- Transaction type: cash-out, limited cash-out (LCOR), home renovation (HomeStyle, FHA 203K)
- Property type: principal residence, second homes, investment properties, manufactured housing
- Borrower’s credit Score
Closing costs, which can be 3% to 6% of the principal, are another important part of determining whether a cash-out refinance will work. Closing costs include the origination fee, appraisal, inspection, title, escrow, etc. You probably remember many of them from you first mortgage transaction. There are two common ways to handle closing costs for a cash-out refinance:
- Roll them into the principal balance – closing costs are added to the principal balance and must meet specific loan program LTV guidelines
- Lender pays them – known as zero closing cost loans, in exchange for paying your closing costs, lenders charge a higher interest rate
Putting it All Together: Cash-out Refinance Example
Borrowers decide they’d like to pull $50,000 out of their home to cover the cost of a new roof and upgrades to the major appliances. Let’s find out how it looks on paper.

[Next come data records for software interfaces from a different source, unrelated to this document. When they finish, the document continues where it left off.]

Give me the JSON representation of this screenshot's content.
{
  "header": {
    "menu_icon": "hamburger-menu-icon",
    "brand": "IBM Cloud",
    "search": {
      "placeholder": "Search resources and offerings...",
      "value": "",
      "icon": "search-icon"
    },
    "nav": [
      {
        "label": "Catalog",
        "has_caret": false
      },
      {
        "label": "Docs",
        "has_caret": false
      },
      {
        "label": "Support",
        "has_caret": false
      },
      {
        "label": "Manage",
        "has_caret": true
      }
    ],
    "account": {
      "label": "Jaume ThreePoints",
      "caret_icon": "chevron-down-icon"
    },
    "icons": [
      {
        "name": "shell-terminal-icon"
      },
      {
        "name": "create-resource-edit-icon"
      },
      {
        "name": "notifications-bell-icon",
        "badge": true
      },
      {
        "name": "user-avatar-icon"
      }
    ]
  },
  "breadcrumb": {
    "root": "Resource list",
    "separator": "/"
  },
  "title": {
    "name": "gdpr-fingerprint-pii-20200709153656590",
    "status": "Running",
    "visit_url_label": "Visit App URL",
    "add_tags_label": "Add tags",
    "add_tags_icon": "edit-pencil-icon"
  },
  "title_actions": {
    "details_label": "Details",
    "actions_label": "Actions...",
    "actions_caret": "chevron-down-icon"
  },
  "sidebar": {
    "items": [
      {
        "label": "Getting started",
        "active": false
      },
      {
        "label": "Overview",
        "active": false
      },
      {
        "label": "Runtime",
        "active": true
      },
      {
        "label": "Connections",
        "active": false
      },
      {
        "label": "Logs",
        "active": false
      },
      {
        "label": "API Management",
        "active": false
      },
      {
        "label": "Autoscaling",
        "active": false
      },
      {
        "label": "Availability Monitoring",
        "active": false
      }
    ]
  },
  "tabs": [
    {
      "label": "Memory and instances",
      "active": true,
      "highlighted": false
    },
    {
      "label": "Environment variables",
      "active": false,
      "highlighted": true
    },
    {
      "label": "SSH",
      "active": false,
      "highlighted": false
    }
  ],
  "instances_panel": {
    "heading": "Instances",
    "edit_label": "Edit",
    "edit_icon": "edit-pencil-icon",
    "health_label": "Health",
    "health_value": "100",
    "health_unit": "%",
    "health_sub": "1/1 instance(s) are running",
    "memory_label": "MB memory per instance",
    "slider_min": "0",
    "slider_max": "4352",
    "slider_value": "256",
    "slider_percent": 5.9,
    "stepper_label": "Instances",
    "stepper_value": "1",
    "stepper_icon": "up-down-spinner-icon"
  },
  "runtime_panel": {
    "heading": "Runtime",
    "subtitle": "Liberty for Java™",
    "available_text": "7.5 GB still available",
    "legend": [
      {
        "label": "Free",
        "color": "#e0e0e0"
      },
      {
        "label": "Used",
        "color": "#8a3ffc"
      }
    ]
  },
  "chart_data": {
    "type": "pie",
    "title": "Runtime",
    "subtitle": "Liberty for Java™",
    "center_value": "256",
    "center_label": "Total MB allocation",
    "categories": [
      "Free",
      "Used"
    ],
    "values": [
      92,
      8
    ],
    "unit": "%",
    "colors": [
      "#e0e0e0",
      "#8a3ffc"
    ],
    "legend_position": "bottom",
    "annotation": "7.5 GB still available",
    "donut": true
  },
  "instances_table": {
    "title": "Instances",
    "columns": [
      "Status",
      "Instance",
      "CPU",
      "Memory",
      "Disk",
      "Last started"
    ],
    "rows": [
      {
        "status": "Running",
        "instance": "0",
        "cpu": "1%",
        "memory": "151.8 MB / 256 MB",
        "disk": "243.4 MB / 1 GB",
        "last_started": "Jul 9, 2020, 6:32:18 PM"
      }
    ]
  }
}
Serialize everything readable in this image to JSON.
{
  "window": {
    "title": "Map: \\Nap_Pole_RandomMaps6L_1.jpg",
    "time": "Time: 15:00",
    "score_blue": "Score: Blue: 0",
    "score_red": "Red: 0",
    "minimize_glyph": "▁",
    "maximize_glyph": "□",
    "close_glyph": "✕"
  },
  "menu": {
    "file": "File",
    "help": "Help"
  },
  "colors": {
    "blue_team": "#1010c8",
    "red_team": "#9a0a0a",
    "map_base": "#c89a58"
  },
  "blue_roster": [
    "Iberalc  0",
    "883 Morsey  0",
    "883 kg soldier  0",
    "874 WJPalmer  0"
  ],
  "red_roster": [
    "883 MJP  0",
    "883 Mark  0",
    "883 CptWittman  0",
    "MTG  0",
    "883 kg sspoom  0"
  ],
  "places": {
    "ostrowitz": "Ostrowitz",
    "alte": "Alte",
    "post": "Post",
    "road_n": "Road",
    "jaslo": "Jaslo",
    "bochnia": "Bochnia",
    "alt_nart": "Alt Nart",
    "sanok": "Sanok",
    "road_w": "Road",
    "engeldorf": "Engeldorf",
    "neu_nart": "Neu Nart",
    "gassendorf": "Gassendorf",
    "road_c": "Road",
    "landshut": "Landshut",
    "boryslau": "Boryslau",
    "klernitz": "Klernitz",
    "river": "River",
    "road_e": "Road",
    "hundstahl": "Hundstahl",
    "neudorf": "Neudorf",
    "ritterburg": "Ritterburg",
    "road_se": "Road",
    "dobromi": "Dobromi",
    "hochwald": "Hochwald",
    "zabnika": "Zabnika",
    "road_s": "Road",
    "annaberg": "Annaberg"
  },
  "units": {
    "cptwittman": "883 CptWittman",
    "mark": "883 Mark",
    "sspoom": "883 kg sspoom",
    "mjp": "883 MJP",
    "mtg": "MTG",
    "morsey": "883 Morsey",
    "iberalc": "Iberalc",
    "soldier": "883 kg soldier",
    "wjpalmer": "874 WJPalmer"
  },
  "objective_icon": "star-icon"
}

- $400,000 current property value
- $200,000 principal balance
- = $200,000 current equity (50% LTV)
Cash-out and New Mortgage
- $50,000 cash-out
- $250,000 principal balance before rolling in the closing costs
- $7,500 closing costs, rolled into the principal balance
- = $262,000 new principal balance (66% LTV)
Cash-out Refinance Loan Limits
So how much can folks borrow? Most cash-out refinance programs limit the principal limit to current conforming loan limits, which are:
- $417,000 in most counties in the United States
- $625,500 in high-cost counties (major cities and metro counties)
CASH-OUT REFINANCE FAQS
Are proceeds from a cash-out refinance taxable?
No. Proceeds from the refinance are not considered income. Check with your CPA for current IRS rules.
Are there tax deductions when taking out a cash-out refinance?
Yes. But there are two distinctions that need to be made. IRS rules allow you to deduct interest paid on up to:
- $1 million in mortgage debt. This is the common mortgage interest tax deduction we all know and love. It’s debt that comes from buying, building or improving a home.
- $100,000 (or $50,000 if married and filing separately) for mortgage debt used for other reasons. So if you use the proceeds to pay for college, the tax deduction is limited to $100,000/$50,000 not $1M.
Additional deductions for buying points may also be in play. Check with your CPA regarding IRS rules.
Can I cash-out and refinance a rental property?
Yes. Investment properties are eligible for cash-outs. The final LTV limit varies by loan program.
Is an appraisal required?
Depends. Some programs require a property appraisal but streamline (FHA, VA and USDA Streamline) programs do not require them.
What’s the difference between a cash-out refinance and a home equity loan?
A home equity line of credit, or HELOC, is a second lien. It is added on top of a first-position mortgage. Borrowers can draw upon the credit line at any time, such as writing a check or with a special card. Borrowers have access to a maximum credit amount for a certain period of time, known as a draw period. Borrowers are only required to pay interest until the balance is paid in full.
How soon after a purchase can I cash-out some of my home’s equity?
Borrowers will need to wait 6-months closing a purchase before being able to cash-out any of the equity. Some exceptions apply. For example, Fannie Mae allows a cash-out refinance within 6 months of purchase but limits the LTV to 70%. And Fannie Mae can waive the waiting period for properties that were inherited or legally awarded (i.e. divorce, separation or dissolution of a domestic partnership).
Can I use the money for anything I want?
Yes. But you may enjoy the advantage of a tax deduction if the proceeds are spent on home improvements.